Over 400 American public companies paid bribes to foreign officials to “grease the wheels” of business, according to investigations in the early 1970s by the Securities and Exchange Commission. Notable offenders included aerospace giant Lockheed.
These bribes were not always illegal in the countries in question, where often they were regarded simply as a cost of doing business and could even be tax deductible in some circumstances.Yet these revelations shook the American public’s confidence in their companies, prompting Congress to adopt the Foreign Corrupt Practices Act in 1977. This made it a crime for any employee of a company doing business in America to bribe a foreign government official in an effort to secure preferential treatment.
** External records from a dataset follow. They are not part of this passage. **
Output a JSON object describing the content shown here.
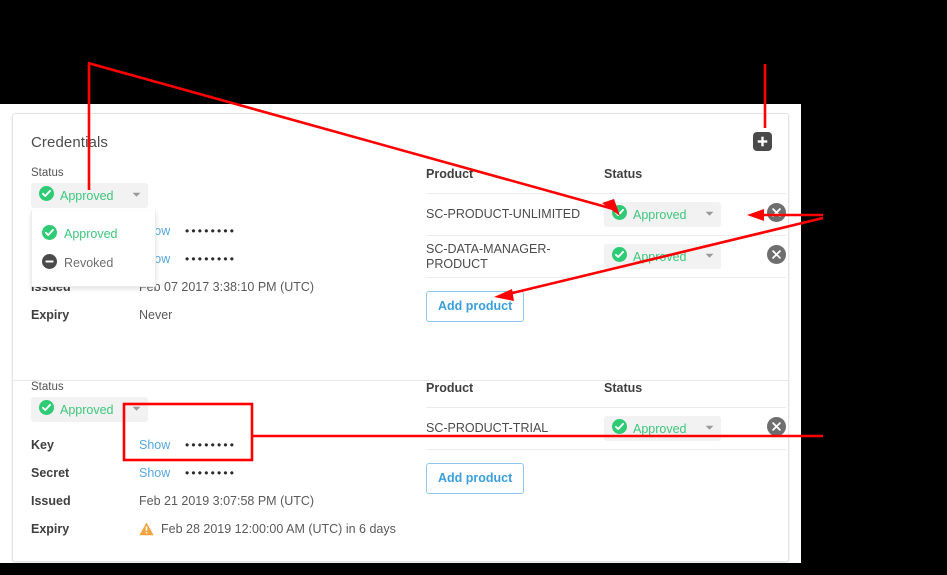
{
  "card": {
    "title": "Credentials",
    "add_credential_icon": "plus-square-icon"
  },
  "labels": {
    "status": "Status",
    "key": "Key",
    "secret": "Secret",
    "issued": "Issued",
    "expiry": "Expiry",
    "product_column": "Product",
    "status_column": "Status",
    "show": "Show",
    "add_product": "Add product",
    "masked_value": "••••••••"
  },
  "icons": {
    "approved": "check-circle-icon",
    "revoked": "minus-circle-icon",
    "caret": "chevron-down-icon",
    "delete": "remove-circle-icon",
    "warning": "warning-triangle-icon",
    "add": "plus-icon"
  },
  "colors": {
    "approved_green": "#3fc77d",
    "link_blue": "#3a9fdb",
    "warning_orange": "#f5a33c",
    "annotation_red": "#ff0000",
    "revoked_gray": "#4a4a4a"
  },
  "status_dropdown": {
    "selected": "Approved",
    "open": true,
    "options": [
      {
        "label": "Approved",
        "icon": "check-circle-icon",
        "state": "approved"
      },
      {
        "label": "Revoked",
        "icon": "minus-circle-icon",
        "state": "revoked"
      }
    ]
  },
  "credentials": [
    {
      "status": "Approved",
      "key_masked": "••••••••",
      "secret_masked": "••••••••",
      "issued": "Feb 07 2017 3:38:10 PM (UTC)",
      "expiry": "Never",
      "expiry_warning": false,
      "products": [
        {
          "name": "SC-PRODUCT-UNLIMITED",
          "status": "Approved"
        },
        {
          "name": "SC-DATA-MANAGER-PRODUCT",
          "status": "Approved"
        }
      ]
    },
    {
      "status": "Approved",
      "key_masked": "••••••••",
      "secret_masked": "••••••••",
      "issued": "Feb 21 2019 3:07:58 PM (UTC)",
      "expiry": "Feb 28 2019 12:00:00 AM (UTC) in 6 days",
      "expiry_warning": true,
      "products": [
        {
          "name": "SC-PRODUCT-TRIAL",
          "status": "Approved"
        }
      ]
    }
  ]
}
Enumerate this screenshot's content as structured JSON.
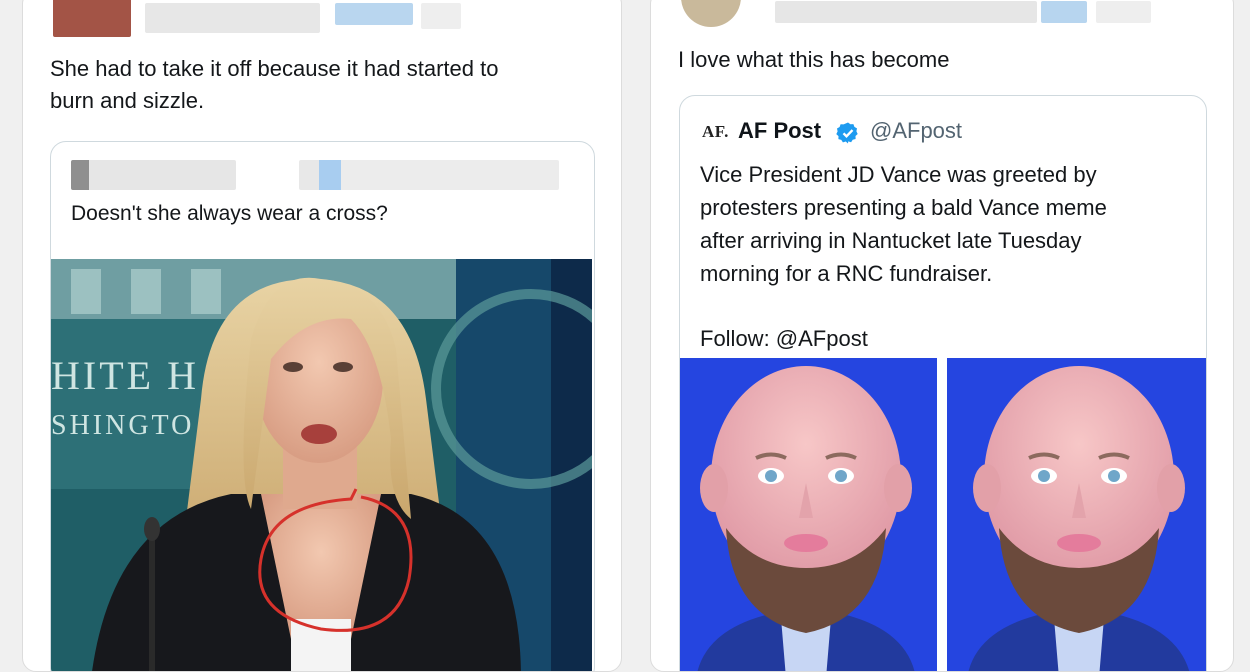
{
  "left_post": {
    "text": "She had to take it off because it had started to\nburn and sizzle.",
    "quote": {
      "text": "Doesn't she always wear a cross?",
      "image_wall_text_1": "HITE H",
      "image_wall_text_2": "SHINGTO"
    }
  },
  "right_post": {
    "text": "I love what this has become",
    "quote": {
      "logo": "AF.",
      "name": "AF Post",
      "handle": "@AFpost",
      "text": "Vice President JD Vance was greeted by\nprotesters presenting a bald Vance meme\nafter arriving in Nantucket late Tuesday\nmorning for a RNC fundraiser.",
      "follow": "Follow: @AFpost"
    }
  },
  "colors": {
    "verified_blue": "#1d9bf0",
    "annotation_red": "#d6312b",
    "meme_background": "#2545e0"
  }
}
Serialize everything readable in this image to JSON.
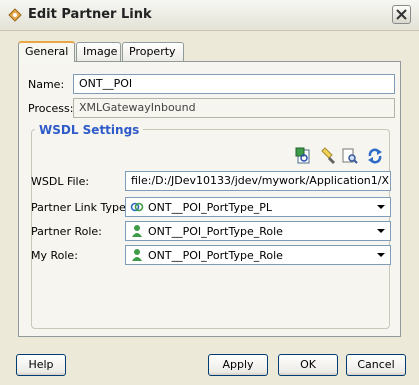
{
  "window": {
    "title": "Edit Partner Link",
    "close_icon": "close-icon"
  },
  "tabs": [
    {
      "label": "General",
      "active": true
    },
    {
      "label": "Image",
      "active": false
    },
    {
      "label": "Property",
      "active": false
    }
  ],
  "general": {
    "name_label": "Name:",
    "name_value": "ONT__POI",
    "process_label": "Process:",
    "process_value": "XMLGatewayInbound"
  },
  "wsdl": {
    "section_title": "WSDL Settings",
    "toolbar_icons": [
      "wsdl-browse-icon",
      "flashlight-icon",
      "find-icon",
      "refresh-icon"
    ],
    "file_label": "WSDL File:",
    "file_value": "file:/D:/JDev10133/jdev/mywork/Application1/XMLGat",
    "link_type_label": "Partner Link Type:",
    "link_type_value": "ONT__POI_PortType_PL",
    "partner_role_label": "Partner Role:",
    "partner_role_value": "ONT__POI_PortType_Role",
    "my_role_label": "My Role:",
    "my_role_value": "ONT__POI_PortType_Role"
  },
  "buttons": {
    "help": "Help",
    "apply": "Apply",
    "ok": "OK",
    "cancel": "Cancel"
  },
  "colors": {
    "section_title": "#2E5BC9",
    "tab_highlight": "#E9A645",
    "dialog_bg": "#ECE9D8"
  }
}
For many years, enforcement was half-hearted, not least because of efforts by corporate leaders to paint it as hurting corporate America, because their rivals in foreign markets remained free to pay bribes. But in the past decade or so, things have started to change significantly as other countries have joined the fight against bribery and corruption. Britain’s Bribery Act of 2010 was followed by several other similar laws in other countries, along with more coordinated international efforts at enforcement and stiffer punishments, including serious time in jail. (In 2011, for instance, a US court handed down an unprecedented 15 year sentence to a top telecoms executive involved in a bribery scandal in Haiti).
These legal moves have been reinforced by various civil society efforts. Transparency International, a non-profit that fights corruption not least by ranking countries on the extent of corruption, was formed in 1993. The Extractive Industries Transparency Initiative, launched in 2002, encourages businesses operating in the notoriously corrupt mineral, oil and gas industries to “publish what you pay” to foreign governments—a requirement made law, but not yet enforced, in America’s Dodd-Frank Act.
There has also been a growing international effort to confiscate money obtained through corrupt business practices. A notable example is Britain’s creation in 2017 of Unexplained Wealth Orders, by which courts can confiscate money from people who cannot come up with convincing evidence that they obtained it legally.